The 1.0-litre Boosterjet engine will be carried over to the new Swift. It's likely the 1.4-litre unit will be used for the new Swift Sport, but the manufacturer is yet to confirm if the 1.2-litre Dualjet would be used. Suzuki also remains tight-lipped on the prospect of hybrid technology being used on the model in the future.
The spy shots show the car’s evolution to a more grown-up design than the current Swift, despite the similar features, such as the 'floating' roof. The majority of the changes have taken place at the front of the car, where there's a new nose with a hexagonal grille and large air intakes. The headlights are also new, and mirror a similar design used on the upcoming Baleno.
Inside the new Swift, there's an upgraded interior, but the model in these shots does not have a touchscreen infotainment system previously shown in leaked design images which also showed its Swift Sport counterpart. Suzuki says the next-generation Swift will be as generously equipped as the current model.

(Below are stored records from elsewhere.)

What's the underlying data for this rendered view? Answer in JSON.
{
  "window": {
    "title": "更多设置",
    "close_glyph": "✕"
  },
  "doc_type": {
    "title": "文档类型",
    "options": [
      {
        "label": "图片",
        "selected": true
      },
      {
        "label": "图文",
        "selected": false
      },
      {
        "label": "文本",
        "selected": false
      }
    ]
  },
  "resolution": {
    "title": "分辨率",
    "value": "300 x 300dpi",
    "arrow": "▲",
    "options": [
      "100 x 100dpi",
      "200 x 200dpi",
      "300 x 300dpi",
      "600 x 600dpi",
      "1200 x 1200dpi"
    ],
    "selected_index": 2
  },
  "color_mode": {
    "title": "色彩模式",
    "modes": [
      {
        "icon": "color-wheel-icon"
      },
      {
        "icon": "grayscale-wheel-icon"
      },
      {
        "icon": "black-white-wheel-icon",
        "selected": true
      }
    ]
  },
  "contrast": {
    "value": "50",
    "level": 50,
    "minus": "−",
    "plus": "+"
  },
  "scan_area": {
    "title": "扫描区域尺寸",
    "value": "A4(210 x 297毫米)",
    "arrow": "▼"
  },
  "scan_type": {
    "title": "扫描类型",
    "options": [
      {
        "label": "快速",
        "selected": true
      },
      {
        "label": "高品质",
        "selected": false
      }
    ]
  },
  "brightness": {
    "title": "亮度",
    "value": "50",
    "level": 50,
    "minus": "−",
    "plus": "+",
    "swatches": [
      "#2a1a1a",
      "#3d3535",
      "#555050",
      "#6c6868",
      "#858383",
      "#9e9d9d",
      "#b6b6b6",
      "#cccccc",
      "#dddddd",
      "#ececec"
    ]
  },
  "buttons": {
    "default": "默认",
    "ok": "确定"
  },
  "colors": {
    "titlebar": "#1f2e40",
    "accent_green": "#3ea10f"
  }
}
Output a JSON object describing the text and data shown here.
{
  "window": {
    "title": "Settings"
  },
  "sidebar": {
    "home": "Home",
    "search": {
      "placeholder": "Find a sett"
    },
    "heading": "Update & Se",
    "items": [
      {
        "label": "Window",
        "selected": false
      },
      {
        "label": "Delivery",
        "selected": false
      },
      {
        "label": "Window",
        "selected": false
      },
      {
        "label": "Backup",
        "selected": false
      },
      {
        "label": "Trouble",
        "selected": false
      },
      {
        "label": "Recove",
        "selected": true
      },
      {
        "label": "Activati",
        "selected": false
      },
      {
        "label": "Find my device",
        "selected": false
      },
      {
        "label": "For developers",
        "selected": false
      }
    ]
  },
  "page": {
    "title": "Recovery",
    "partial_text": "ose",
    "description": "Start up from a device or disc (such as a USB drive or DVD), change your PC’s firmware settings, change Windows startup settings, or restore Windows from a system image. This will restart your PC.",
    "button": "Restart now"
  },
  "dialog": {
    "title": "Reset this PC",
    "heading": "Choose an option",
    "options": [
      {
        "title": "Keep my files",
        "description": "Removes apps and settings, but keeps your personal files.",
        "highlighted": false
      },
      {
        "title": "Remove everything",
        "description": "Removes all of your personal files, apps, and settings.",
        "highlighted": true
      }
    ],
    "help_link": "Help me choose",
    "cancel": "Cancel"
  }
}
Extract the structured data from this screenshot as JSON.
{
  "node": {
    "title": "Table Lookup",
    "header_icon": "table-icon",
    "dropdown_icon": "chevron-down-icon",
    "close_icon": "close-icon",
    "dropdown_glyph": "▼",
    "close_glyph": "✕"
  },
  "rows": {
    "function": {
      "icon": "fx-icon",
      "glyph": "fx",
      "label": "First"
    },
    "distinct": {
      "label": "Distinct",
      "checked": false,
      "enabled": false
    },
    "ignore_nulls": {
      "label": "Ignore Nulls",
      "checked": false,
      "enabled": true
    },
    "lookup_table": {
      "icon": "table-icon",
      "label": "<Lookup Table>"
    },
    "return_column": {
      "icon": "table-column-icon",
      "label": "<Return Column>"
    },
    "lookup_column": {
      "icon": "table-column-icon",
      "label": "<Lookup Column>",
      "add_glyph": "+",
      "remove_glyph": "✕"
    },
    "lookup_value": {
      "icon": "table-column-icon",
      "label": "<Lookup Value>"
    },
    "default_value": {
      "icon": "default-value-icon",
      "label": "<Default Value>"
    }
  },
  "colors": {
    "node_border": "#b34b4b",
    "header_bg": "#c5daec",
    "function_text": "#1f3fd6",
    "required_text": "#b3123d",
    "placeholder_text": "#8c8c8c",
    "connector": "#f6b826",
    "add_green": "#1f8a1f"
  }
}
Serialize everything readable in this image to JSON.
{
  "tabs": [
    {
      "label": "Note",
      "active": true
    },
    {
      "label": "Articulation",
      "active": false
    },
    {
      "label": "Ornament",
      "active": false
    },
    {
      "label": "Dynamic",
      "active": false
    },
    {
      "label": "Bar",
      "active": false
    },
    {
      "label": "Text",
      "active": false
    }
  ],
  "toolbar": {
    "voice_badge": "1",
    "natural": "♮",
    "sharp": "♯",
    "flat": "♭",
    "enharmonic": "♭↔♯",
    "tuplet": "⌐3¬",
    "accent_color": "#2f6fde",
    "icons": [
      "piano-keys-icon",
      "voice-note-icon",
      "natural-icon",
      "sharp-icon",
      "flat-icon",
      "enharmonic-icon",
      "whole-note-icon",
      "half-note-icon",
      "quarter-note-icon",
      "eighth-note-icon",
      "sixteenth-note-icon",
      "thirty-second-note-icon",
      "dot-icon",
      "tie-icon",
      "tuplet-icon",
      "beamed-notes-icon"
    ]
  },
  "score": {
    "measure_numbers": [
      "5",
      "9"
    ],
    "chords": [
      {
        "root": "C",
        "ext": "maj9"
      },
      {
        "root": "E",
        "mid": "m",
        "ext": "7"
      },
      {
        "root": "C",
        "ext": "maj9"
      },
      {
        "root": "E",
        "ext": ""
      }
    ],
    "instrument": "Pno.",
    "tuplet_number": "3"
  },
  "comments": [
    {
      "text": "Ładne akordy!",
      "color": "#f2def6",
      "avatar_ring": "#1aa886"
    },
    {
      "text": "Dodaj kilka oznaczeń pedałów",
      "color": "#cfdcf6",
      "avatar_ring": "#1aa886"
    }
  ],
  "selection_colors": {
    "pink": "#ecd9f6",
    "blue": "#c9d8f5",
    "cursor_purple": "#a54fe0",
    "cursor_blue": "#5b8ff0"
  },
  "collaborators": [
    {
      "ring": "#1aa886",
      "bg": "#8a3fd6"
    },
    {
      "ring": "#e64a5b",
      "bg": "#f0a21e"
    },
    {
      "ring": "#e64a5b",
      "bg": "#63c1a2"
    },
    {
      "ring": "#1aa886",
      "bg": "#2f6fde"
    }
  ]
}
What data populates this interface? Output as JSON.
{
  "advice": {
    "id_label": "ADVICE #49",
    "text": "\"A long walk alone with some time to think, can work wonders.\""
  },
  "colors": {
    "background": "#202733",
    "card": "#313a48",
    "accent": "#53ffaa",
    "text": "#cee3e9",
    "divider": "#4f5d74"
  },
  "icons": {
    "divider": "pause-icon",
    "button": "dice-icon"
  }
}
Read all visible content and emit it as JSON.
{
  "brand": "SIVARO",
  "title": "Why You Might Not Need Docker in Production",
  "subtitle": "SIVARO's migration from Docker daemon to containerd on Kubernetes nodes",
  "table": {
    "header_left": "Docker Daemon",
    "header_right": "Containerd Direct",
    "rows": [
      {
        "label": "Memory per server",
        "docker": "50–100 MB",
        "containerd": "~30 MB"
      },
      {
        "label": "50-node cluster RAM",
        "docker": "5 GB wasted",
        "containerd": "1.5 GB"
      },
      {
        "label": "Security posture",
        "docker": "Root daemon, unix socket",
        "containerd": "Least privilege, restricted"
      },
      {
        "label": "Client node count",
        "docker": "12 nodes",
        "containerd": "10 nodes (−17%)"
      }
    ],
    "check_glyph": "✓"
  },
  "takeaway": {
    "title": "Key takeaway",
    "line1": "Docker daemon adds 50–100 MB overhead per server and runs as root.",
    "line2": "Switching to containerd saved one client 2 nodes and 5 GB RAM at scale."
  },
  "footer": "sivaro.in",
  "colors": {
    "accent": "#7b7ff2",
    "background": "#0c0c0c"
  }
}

The dimensions of the next Swift will be very similar to the current generation in order to avoid any encroachment on the Baleno, which Suzuki describes as the more practical choice, with the Swift as the 'emotional' choice. The spy pictures show a five-door variant of the Swift with hidden rear door handles and, with that model accounting for the vast majority of sales, it is possible that the three-door version could be axed from the range.
There's no word on official pricing yet, but if the car loses a three-door variant then it's likely the entry-level Swift will be pricier than the £8,999 for the current base model. Suzuki says it will remain competitively priced, though.
Production of the 2017 Swift will start by May next year; a public debut is slated for the Geneva motor show in March.
The Swift Sport will come up to a year after the standard supermini is launched.